Eye symptoms are common in both airborne and food allergy. Red, itchy eyes are the most common complaints. Hay fever often involves the eyes and nose in a festival of itching and secretion. The eye symptoms are relieved by oral antihistamines, or eye drops containing antihistamines, cromoglycate, and steroids.
Since hay fever and air pollution produce similar effects it may be difficult to decide that irritated eyes are cause by allergy. Hay fever is triggered by airborne pollens that are released seasonally. Airborne fungal spores may cause eye allergy at any time of the year. Chemical irritation may look and feel the same as allergy but the mechanism is different. When the red, itching or burning eye symptoms are chronic the diagnosis must also include food allergy.
Food allergy tends to produce more continuous prolonged eye irritation and is sometimes associated with small growths on the inner surface of the eyelids. Food allergy will always cause symptoms in other parts of the body. Small changes in the cornea with surface eye swelling may be reported as changes in focusing ability or blurring and may be part of a food reaction complex. Blurring of vision is reported frequently and may be associated with migraine headaches. Patients will often complain of blurring of vision as part of a mental fogginess experience; eye examination usually reveals no abnormality.
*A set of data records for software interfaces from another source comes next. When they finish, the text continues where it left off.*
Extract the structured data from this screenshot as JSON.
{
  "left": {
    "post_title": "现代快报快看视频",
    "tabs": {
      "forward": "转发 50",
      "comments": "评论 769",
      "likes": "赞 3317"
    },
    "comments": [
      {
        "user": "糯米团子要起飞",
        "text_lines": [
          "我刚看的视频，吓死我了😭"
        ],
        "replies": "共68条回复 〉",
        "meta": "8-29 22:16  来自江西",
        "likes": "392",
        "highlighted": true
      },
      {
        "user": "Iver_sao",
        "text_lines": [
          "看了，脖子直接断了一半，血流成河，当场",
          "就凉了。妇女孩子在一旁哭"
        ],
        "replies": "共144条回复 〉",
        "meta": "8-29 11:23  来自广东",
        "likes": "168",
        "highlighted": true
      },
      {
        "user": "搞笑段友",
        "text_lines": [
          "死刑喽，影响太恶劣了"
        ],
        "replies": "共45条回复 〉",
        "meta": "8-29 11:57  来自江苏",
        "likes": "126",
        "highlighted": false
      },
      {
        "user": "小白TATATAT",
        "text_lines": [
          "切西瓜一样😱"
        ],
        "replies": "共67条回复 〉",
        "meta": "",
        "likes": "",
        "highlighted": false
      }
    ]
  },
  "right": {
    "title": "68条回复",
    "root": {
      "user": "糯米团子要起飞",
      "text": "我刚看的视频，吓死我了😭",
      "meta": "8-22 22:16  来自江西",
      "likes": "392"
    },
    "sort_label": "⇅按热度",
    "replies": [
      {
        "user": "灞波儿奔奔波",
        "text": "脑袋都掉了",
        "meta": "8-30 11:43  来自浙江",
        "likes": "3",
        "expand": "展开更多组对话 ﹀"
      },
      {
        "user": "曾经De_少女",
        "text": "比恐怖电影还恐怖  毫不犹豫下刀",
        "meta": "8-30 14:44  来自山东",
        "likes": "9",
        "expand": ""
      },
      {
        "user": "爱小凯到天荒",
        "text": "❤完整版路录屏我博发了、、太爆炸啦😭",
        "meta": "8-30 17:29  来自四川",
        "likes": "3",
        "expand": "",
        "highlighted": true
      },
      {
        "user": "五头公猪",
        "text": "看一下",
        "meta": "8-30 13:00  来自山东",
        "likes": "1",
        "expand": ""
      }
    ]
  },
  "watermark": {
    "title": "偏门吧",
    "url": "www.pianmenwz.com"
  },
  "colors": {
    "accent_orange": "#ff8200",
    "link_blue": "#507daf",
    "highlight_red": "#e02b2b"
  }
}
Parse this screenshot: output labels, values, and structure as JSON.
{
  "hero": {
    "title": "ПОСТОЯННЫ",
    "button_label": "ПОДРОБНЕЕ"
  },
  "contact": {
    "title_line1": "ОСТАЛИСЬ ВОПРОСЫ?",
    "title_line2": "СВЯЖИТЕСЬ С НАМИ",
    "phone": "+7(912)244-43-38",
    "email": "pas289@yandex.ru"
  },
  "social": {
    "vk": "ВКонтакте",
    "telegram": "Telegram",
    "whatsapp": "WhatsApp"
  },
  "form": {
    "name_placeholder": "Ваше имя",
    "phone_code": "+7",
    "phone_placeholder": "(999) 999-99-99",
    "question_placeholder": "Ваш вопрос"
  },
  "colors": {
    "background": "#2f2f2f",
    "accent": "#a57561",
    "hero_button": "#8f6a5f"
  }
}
Migraine auras often involve dramatic visual changes with geometric figures appearing in the visual field. Migraine pain often feels like its coming from behind an eye and spreads into the forehead and temple. Rarely a migraine headaches is associated with a temporary loss of vision. Pain around and behind the eye is common in migraine. In cluster headaches, a migraine variant, eye pain, reddening and profuse tearing occur.
More serious threats as allergy turns into autoimmune disease. The major concern is inflammation in the small blood vessels of the retina and in the retina itself. Permanent visual loss can occur; prompt treatment of mysterious retinal inflammation with a food holiday on Alpha ENF (no food problems allowed in) and prednisone may save vision.
Effect of Air Pollution on the Eyes
Air pollution in the form of chlorofluorocarbons (CFCs) and similar compounds has been responsible for depletion of the stratospheric ozone layer, permitting increased amounts of UV radiation to reach the Earth. Excessive exposure to UV from the sun has a potential contributing role in the development of various eye disorders, including age-related cataract, pterygium (growth of tissue on the white of the eye), cancer of the skin around the eye, photokeratitis (sunburn of the cornea), corneal degenerative changes, and age-related macular degeneration. These effects are an important issue for ophthalmologists because of the sensitivity of the eye to UV-A and UV-B light, both of which have the capacity to produce painful conjunctivitis and have been linked to cataracts.
Photochemical smog and its constituents are individually and collectively irritating to the eyes, but current knowledge suggests that permanent eye damage does not result from these forms of air pollution. (From NAPE Conference on Air Pollution)
Indoor Air Quality
All of the indoor air pollutants that bother he nose can also cause eye
symptoms. With irritation, red burning eyes are the common complaint, sometimes
with blurring of vision. Tobacco smoke is the most common culprit at home and in
work environments where smoking is permitted.